▶ _YOUR OBJECTIVE_: Report how many lines in the following entries contain "Майстор". Nothing else should be given.

[Stored dataset items]
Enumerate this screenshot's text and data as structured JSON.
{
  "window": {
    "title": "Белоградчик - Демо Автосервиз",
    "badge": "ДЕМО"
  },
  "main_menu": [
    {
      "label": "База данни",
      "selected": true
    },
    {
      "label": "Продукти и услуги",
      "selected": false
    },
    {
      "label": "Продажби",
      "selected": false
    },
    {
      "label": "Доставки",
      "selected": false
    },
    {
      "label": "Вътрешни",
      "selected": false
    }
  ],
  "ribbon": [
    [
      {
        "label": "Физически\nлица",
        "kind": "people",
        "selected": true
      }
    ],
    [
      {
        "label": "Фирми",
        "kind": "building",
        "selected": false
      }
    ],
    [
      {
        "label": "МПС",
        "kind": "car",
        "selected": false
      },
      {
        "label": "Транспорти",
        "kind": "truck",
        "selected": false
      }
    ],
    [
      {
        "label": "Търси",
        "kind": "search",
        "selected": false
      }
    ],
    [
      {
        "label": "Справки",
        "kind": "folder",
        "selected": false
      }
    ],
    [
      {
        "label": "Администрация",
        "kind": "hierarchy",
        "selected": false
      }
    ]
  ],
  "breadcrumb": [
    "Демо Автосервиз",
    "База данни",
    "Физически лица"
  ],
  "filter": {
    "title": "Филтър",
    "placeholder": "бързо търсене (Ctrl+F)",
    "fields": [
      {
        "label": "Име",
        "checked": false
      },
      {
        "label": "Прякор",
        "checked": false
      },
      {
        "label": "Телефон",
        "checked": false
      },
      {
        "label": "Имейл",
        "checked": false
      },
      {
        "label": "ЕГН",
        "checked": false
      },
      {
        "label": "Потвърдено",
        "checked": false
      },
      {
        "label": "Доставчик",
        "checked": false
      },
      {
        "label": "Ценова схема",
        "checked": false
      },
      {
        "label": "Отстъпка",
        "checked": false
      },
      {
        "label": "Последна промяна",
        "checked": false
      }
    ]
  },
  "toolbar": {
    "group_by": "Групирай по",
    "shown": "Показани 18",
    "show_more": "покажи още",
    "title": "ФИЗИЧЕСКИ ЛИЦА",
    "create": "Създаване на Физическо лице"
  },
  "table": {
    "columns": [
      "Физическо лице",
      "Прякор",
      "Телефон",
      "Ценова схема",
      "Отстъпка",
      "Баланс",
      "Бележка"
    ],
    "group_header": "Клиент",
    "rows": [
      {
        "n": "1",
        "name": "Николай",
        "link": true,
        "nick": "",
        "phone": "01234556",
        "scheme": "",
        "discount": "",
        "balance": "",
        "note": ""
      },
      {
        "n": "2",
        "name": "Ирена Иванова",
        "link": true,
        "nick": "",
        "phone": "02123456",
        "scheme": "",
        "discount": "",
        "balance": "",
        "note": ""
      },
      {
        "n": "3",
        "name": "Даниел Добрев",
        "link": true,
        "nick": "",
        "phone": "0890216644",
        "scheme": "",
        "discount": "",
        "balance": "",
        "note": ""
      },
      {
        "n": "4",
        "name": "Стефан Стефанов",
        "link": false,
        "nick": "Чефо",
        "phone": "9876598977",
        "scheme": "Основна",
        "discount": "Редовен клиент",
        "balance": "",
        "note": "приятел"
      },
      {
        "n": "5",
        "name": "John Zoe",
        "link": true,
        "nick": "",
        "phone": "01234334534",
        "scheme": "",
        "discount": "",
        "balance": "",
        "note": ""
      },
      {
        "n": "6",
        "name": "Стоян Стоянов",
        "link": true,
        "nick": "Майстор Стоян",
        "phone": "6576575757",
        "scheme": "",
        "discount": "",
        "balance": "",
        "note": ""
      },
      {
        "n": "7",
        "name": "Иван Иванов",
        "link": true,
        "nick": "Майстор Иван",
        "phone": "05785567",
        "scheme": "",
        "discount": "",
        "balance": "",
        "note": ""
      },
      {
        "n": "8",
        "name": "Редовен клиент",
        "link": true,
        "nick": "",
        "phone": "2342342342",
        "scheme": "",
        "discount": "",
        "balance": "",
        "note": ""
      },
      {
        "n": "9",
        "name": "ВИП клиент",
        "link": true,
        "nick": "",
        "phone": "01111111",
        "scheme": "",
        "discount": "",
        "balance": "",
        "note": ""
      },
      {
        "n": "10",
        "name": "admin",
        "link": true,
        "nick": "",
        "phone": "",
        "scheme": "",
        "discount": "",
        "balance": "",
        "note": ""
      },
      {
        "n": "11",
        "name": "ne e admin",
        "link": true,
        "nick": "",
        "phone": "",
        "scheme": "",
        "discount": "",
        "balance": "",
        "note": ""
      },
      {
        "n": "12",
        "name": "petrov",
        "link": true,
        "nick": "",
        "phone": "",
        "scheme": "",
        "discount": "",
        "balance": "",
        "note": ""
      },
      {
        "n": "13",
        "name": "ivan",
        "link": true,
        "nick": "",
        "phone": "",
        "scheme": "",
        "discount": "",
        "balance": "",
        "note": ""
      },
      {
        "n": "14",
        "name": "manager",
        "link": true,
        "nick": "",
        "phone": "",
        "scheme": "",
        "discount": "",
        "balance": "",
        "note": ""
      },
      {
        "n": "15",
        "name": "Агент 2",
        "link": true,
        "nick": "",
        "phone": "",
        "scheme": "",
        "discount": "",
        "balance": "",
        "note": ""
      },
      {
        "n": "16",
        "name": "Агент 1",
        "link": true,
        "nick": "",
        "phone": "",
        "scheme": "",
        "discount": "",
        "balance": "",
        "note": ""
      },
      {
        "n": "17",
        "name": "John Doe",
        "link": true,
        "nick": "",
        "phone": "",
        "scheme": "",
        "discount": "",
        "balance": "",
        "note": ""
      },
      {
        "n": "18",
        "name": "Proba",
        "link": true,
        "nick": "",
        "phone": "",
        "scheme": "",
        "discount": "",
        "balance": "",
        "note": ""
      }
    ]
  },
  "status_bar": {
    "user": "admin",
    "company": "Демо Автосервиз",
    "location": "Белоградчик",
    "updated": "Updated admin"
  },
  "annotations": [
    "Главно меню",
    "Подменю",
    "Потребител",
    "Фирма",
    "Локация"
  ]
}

▶ _ANSWER FOR THE TASK_: 2